__Collected data entries__.

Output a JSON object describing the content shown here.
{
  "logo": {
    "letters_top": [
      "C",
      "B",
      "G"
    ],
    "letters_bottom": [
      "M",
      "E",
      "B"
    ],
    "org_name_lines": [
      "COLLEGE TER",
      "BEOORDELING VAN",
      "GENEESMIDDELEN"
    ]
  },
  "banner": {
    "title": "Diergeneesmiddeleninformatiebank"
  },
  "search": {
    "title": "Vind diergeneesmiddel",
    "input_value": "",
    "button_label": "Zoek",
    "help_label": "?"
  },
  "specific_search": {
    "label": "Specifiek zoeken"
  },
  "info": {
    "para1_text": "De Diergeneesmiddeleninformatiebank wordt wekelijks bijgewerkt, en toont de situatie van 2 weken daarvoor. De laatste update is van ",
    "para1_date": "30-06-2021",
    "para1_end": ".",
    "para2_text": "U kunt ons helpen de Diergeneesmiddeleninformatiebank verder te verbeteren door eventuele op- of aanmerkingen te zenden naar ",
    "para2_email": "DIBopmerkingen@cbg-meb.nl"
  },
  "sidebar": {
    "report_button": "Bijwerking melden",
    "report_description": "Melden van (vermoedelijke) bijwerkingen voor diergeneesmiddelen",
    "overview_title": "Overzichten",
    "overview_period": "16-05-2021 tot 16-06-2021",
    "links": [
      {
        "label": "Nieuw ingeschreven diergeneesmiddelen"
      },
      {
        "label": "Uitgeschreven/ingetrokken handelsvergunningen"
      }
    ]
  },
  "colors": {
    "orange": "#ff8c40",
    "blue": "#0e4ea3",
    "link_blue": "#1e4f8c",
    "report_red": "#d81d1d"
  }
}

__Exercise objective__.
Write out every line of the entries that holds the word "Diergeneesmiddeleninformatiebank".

__Completed task__.
    "title": "Diergeneesmiddeleninformatiebank"
    "para1_text": "De Diergeneesmiddeleninformatiebank wordt wekelijks bijgewerkt, en toont de situatie van 2 weken daarvoor. De laatste update is van ",
    "para2_text": "U kunt ons helpen de Diergeneesmiddeleninformatiebank verder te verbeteren door eventuele op- of aanmerkingen te zenden naar ",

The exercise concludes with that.